Well, despite my best wishing and hoping and thinking and praying (insert Dusty Springfield flashback here), it rained on the day of my son’s graduation party.
Thank God I cleaned out the garage, ordered that tent, and took my parents up on the offer to borrow theirs too. It keep the 200 people who arrive pretty dry. The rain did stop at about 4 p.m. and then the kids entertained the crowd with what they term “human bowling”.
Human bowling is when you place a large tarp on the sledding hill we have near the house, put a hose on it to wet it down, rub dish soap all over your body and slide down – out of control. Somewhere along the way, the kids started to line up at the bottom of the hill and the person coming down would aim for them to knock them down. It’s been a party favorite for all of the kids’ grad parties that we have had here.

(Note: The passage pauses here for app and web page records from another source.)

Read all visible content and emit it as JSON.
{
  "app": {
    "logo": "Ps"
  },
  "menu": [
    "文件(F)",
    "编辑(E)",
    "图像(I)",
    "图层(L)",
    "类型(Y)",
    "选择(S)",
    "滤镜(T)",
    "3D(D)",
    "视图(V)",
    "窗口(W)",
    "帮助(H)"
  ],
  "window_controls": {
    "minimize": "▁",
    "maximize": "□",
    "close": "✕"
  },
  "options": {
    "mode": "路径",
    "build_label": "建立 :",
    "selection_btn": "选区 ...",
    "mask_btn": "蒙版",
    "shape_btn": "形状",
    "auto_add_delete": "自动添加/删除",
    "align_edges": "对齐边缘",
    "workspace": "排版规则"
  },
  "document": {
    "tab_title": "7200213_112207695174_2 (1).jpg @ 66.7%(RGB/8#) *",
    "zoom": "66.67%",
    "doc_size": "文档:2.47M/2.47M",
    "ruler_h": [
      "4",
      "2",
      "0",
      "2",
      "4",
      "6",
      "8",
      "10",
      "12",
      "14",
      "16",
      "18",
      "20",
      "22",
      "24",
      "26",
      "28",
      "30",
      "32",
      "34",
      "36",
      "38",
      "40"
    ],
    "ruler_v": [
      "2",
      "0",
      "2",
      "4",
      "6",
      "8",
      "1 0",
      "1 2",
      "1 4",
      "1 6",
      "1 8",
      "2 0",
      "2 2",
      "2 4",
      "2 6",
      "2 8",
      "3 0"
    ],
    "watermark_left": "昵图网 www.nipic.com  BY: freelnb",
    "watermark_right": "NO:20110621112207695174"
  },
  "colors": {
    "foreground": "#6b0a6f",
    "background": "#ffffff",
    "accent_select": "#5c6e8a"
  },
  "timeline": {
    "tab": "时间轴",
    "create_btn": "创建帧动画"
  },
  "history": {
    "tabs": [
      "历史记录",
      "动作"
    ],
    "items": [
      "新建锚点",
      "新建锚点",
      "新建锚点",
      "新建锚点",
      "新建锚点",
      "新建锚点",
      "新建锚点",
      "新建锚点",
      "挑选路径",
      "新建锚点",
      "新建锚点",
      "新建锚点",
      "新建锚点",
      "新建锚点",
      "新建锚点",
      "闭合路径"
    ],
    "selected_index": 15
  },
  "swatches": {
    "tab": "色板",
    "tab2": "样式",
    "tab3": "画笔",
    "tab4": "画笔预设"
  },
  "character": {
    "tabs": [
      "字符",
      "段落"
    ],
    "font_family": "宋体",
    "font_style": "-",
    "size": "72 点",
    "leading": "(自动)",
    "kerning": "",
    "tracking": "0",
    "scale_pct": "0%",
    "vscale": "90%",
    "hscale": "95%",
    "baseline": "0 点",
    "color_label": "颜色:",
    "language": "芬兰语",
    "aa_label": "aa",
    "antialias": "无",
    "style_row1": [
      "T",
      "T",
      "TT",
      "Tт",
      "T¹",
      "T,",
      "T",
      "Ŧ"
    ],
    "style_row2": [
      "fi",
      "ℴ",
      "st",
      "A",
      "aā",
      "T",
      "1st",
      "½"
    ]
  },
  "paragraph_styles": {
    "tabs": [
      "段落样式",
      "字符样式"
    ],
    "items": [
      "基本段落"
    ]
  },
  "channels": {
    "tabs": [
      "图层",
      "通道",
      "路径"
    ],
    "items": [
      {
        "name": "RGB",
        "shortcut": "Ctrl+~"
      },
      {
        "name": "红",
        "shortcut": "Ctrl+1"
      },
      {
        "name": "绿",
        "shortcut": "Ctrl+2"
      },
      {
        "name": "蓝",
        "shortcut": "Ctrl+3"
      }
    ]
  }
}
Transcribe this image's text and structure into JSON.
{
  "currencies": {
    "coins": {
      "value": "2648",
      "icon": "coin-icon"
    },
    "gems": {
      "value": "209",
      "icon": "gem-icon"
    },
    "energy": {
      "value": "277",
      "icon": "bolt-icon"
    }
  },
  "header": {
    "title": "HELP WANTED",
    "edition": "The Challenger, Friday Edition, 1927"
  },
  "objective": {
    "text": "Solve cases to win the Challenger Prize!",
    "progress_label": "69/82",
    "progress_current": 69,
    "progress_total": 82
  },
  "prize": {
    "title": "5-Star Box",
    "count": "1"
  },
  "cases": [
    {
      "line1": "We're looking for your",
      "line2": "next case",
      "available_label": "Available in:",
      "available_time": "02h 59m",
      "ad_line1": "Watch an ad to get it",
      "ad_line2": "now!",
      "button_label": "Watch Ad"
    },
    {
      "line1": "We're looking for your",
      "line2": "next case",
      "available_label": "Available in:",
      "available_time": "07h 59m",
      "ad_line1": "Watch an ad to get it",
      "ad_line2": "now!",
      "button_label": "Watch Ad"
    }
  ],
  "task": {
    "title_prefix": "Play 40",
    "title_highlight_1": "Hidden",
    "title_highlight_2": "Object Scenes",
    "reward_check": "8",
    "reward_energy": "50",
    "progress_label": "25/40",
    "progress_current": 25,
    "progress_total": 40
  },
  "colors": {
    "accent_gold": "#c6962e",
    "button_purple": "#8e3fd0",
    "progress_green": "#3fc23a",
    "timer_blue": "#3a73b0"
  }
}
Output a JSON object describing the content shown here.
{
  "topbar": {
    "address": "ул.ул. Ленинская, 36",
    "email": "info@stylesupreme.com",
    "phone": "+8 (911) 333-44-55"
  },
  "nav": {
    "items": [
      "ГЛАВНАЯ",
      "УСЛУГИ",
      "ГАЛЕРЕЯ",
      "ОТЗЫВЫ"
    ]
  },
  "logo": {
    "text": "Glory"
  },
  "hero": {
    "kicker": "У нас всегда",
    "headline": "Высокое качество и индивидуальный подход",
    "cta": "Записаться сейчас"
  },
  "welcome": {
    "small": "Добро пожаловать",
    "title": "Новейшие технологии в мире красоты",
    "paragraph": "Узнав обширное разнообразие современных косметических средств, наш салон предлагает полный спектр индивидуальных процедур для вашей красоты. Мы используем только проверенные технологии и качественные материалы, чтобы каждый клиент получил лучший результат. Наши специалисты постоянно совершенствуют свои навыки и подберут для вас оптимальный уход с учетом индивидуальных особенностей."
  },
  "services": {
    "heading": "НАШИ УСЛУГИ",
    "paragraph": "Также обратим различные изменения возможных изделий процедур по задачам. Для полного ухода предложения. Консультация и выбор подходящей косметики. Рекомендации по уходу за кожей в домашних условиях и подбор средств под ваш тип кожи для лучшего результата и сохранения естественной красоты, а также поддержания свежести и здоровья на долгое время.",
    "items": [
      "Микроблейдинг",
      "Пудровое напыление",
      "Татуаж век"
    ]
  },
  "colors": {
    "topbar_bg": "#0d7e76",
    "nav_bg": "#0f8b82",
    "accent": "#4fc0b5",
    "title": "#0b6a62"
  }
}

The adults are engrossed watching it – it is good clean fun. After the older kids have their quota of red marks and bruises, the little kids get a chance to go down. We don’t let them “bowl” as you have to be at least 16 to be that stupid, wreckless and willing to experience some bumps and bruises to get a laugh.
At the end of the day, I realized that it might have been a good thing that it rained. I had planned on food for 200 and that’s just what I got – 200 people. If it had been sunny and more had attended the party, I probably would have run out of some things. Funny how things work out.
My kids and neices and nephews came over the next day and cleaned the mess all up. It was amazing. And wonderful.
After the party and the actual graduation ceremony, at about 2 p.m. yesterday, the sadness hit me. I had dropped my son off at his friend’s house, who is leaving for the Army in 3 days, for a goodbye lunch. I pulled out of the driveway and noticed the garbage at the curb. The garbage made my cry. Yes, that is how pitiful I am.
His mom must have been cleaning and threw out some of his old toys. The broken old small-sized hockey sticks, sticking out of the garbage bag, were such a sad tribute to the many days the boys got together to play hockey (or football, etc.) that a wave of melancholy washed over me faster than those kids slipping down our sledding hill, and hit me just as hard. Good thing none of the kids were there as I was bowled over by the realization that those days are all gone, and in about two months (temptation to go to the calendar and count the exact days now) I would be alone.
Mom’s human bowling isn’t that much fun.
When I told my daughter later that evening about what hit me, her reply was, “We won’t be throwing any of our stuff out.” Then I thought about all of their crap piled up in the basement. I distinctly heard the sound of a solid strike.
“Having a family is like having a bowling alley installed in your head.” ~ Martin Mull